Sometime between July 10 and 12, a large iceberg how big is the united states state of Delaware broke clear of Antarctica’s Larsen C Ice Shelf. The crack that resulted in the separation was visible inside the first images within the ice shelf captured by NASA satellites in 1963. However, the rift remained dormant for decades, before suddenly spreading northwards and widening by 18 miles between 2011 and 2015 after which you can an extra 13 miles in 2016. Adjusted a few weeks ago, the iceberg, named A-68 with the US National Ice Center, was hanging by a thread and experts knew it had become only a matter of time before it broke free.
Iceberg calving C the breaking of ice chunks from the edge C may be a normal part of an glacier’s life-cycle. However, the detachment of A-68 is receiving lots of attention due to its massive size. Measuring 5,800 square kilometers (2,240 square miles), the 620-feet thick chunk of ice has reduced the Larsen C Ice Shelf area by in excess of 12% and permanently altered the topography in the Antarctica Peninsula.
“The interesting thing is the thing that happens next, what sort of remaining ice shelf responds,” said Kelly Brunt, a glaciologist with NASA’s Goddard Space Flight Center in Greenbelt, Maryland, and also the University of Maryland in class Park. “Will the ice shelf weaken? Or even collapse, like its neighbors Larsen A and B? Will the glaciers behind the ice shelf accelerate you are able to direct contribution to sea level rise? Or perhaps is this a little normal calving event?”
Adrian Luckman, associated with Project Midas, a UK-based Antarctic research study investigating the effects of your warming climate about the Larsen C Ice Shelf since 2015, cautions it really is premature to imagine which the calving is caused by climatic change. The glaciologist also asserts that since the iceberg is afloat and already displacing how heavy it is while in the ocean, you cannot find any imminent danger with the sea levels rising.

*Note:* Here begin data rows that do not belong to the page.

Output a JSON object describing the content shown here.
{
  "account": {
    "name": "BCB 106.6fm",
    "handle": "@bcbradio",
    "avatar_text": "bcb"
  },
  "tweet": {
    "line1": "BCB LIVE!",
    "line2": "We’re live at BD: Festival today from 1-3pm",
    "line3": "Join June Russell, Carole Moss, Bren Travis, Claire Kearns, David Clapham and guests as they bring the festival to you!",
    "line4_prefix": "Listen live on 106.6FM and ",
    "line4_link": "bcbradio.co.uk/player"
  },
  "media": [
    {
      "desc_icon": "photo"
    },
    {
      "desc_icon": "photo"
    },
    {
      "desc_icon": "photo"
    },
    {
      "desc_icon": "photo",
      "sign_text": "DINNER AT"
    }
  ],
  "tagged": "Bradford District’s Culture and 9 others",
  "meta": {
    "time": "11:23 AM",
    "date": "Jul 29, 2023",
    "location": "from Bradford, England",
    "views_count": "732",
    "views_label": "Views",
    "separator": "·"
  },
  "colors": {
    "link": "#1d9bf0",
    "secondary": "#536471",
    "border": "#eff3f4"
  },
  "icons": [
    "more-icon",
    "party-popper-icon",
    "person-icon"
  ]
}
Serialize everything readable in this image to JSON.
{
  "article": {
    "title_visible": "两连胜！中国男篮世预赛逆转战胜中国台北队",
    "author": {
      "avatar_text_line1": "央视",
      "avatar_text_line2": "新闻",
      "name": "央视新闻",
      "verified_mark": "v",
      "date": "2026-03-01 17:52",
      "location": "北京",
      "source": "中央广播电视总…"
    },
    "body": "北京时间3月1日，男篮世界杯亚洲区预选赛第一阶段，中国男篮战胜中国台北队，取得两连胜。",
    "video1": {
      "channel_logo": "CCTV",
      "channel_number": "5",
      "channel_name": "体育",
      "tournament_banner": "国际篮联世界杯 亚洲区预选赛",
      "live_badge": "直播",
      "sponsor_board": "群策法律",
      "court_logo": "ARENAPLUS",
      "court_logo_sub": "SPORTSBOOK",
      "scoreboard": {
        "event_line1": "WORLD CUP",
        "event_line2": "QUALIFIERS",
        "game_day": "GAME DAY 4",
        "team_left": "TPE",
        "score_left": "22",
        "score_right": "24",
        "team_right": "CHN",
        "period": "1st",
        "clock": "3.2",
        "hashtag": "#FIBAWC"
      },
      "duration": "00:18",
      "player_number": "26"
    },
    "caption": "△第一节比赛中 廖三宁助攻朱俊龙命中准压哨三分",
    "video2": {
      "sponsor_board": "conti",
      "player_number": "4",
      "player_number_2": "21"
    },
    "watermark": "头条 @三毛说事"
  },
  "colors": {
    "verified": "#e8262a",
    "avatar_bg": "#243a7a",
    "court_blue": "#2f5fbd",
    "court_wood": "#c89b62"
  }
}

As expected, the colossal ice sheet is already splintering. Satellite images taken on July 19 show many small icebergs, as well as three sizable ones, floating around the superstructure’s perimeter.
Ice shelves, which border 75 % in the Antarctic Peninsula, form from snow which has been compacted into ice in centuries. They may be found where glaciers meet the ocean along with the climate is frigid enough to have the ice frozen. The icy structures are very important because they help control rising sea levels by forming an all natural barrier up against the water melting from glaciers.
The Larsen Ice Shelf, that is located in the northwest a part of the Weddell Sea, once comprised four segments: Larsen A (smallest) Larsen B, Larsen C (largest) and Larsen D. The 1st two disintegrated in January of 1995 and February of 2002 respectively.
While scientists will keep to watch A-68 and parent, many accept it as true normally takes a very extensive period before Larsen C collapses further. “The remaining 90 percent within the ice shelf has become kept in place by two pinning points: the Bawden Ice Rise to the north from the rift as well as Gipps Ice Rise south,” said Chris Shuman, a glaciologist at Goddard plus the University of Maryland at Baltimore County. “So I simply don’t see any near-term signs that this calving event is going to result in the collapse on the Larsen C ice shelf. But am certain that watching closely for indications of further changes across the area.”
Resources: Guardian.co.uk, weather.com, pbs.org,businessinsider.com